Step by Step around the City
Capital of the XI Region, Coyhaique is the epicenter of the Aysén, Simpson and Cisne River valleys and of the Lake General Carrera basin. Let’s go around this city.
Touring around its streets, watching its architecture and discovering the natural beauties surrounding this district are excellent ways to learn about the idiosyncrasy of its dwellers who watch it grow every day. To make a conscientious tour, we made contact with Mario Jara Millar, owner of the travel agency named Turismo Rural Chile. He presented an amusing program to see the main sights in town.
It seems that before the colonists reached these lands, the Mapuche community would use this site for camping on their way from the plains to the mountains and vice versa.
The tour began at the Plaza de Armas, opposite the Handicrafts Market. At that point, our guide engaged in the task of telling us about some relevant historical events occurred in Coyhaique.
“Its first dwellers were Chileans who entered the area from the Argentinian pampas to devote their lives to cattle farming.

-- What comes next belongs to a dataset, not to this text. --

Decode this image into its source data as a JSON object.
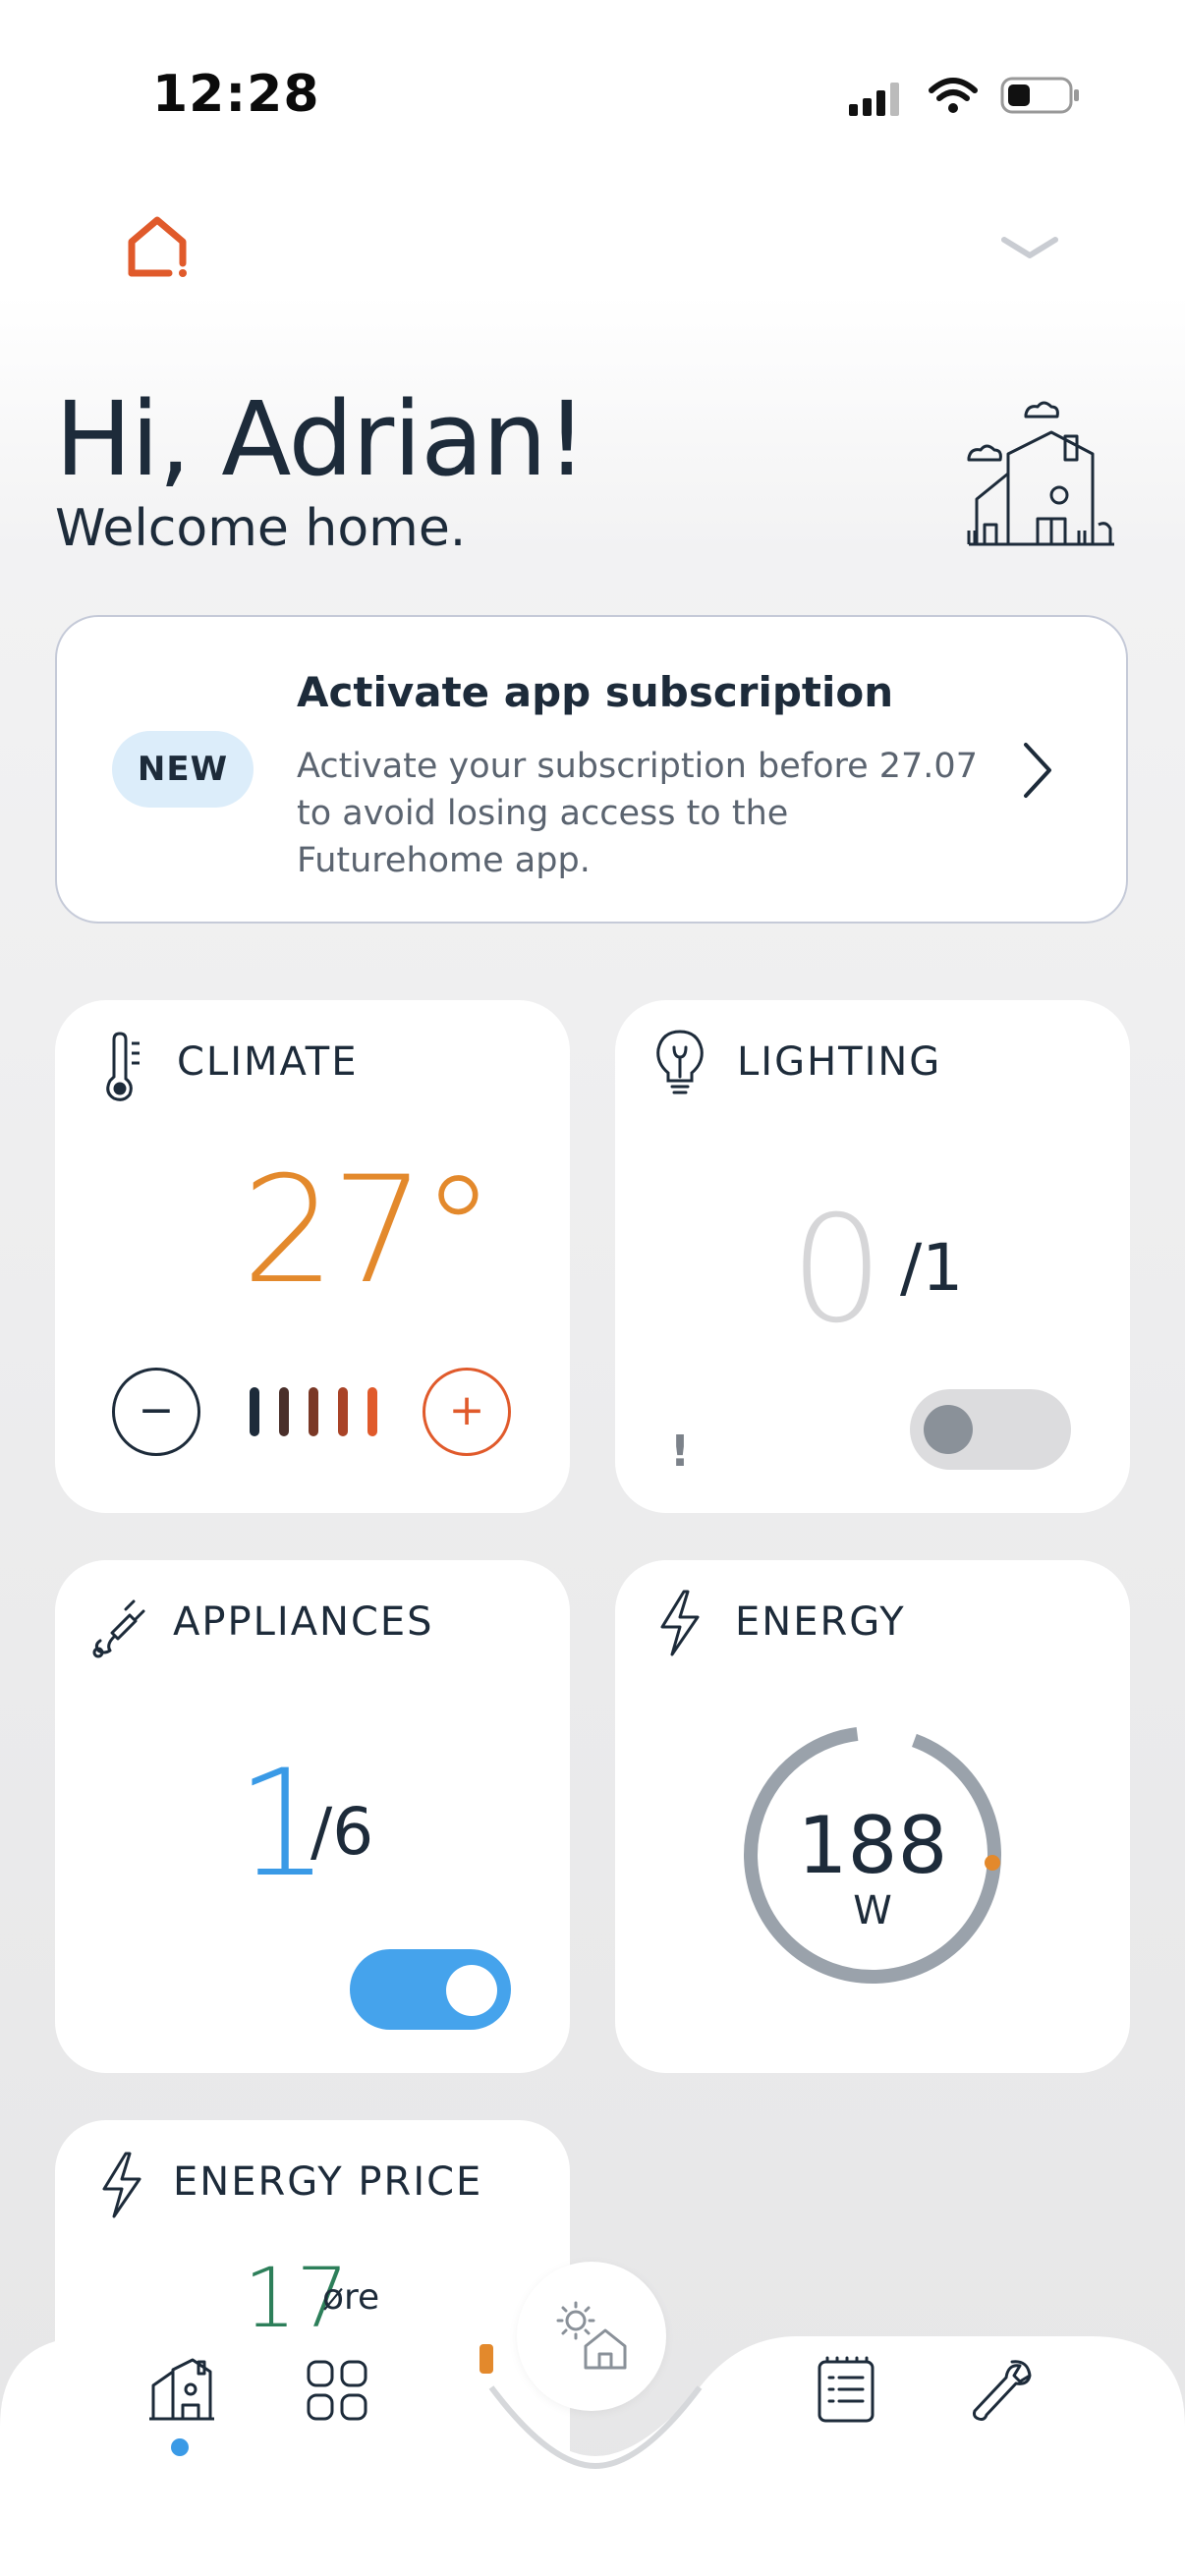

The city was called three different names until it got its present name”, Mario explained and added: “First, it was known as Cancha de Corral, then as the District of Baquedano and, finally, and thanks to local customs, it began to be referred to as Coyhaique, which in the Mapuche tongue stands for ‘good place for camping’.”
The site features a very good layout in spite of being quite a recent settlement.
The tour continues on board a 4WD vehicle, which promised to take us down to the most interesting corners in town. We stopped at Plaza del Pionero (Pioneer’s Square) in order to observe one Coyhaique icon: the Monument to the Shepherd. The wool industry is one of the economic engines in these latitudes.
The city tour continued along the various alleys that led us right in front of the House of Culture and the first buildings in the estancia known as Sociedad Ganadera de Aysén.Read complete Outing...
Marcelo Sola / Eduardo Epifanio
Back on the route and after crossing a suspended bridge over the Simpson River, we could see the profile of The Indian in the rocks. Nature and the winds have carved the monumental profile of an Indian on the rock. As time went by, it became one of the postcards of this district.
It is important to notice that just one and a half kilometer away to the west of The Indian rock vantage point, there lies a fish farming station where salmon and sturgeon are bred. We highly recommend a visit.
We resumed our march on a 4WD vehicle towards the ENTEL footbridge and headed for the satellite dishes area in order to obtain a panoramic sight of the entire city. From this viewpoint, we could appreciate the size of the urban area and the hills around it, as well as the facilities of one of the Rodeo Clubs.
Mario told us that the Regional Rodeo Society prepares an active season program every year which starts with the Coyhaique Official Rodeo, on October 10 and 11, and ends with the Regional Championship on the 12, the date on which the foundation of the City of Coyhaique is commemorated.
“Thus, other official rodeos are held at Balmaceda, Valle Simpson, Puerto Aysén, Mañihuales and in Coyhaique again at the OGANA Agriculture and Cattle Exhibition, to end at Chile Chico with the Great Huaso Festival, in February”, our guide said as he invited us to visit the city in that season. We promised we would.
Finally, we returned to Coyhaique through El Claro area and stopped at the Monument to Mate on the way. In this region, just like in Argentina and Uruguay, people like drinking this beverage very much.
We retraced our steps and the city tour came to an end at the very same point it had started: Plaza de Armas.
See more points of interest in Coyhaique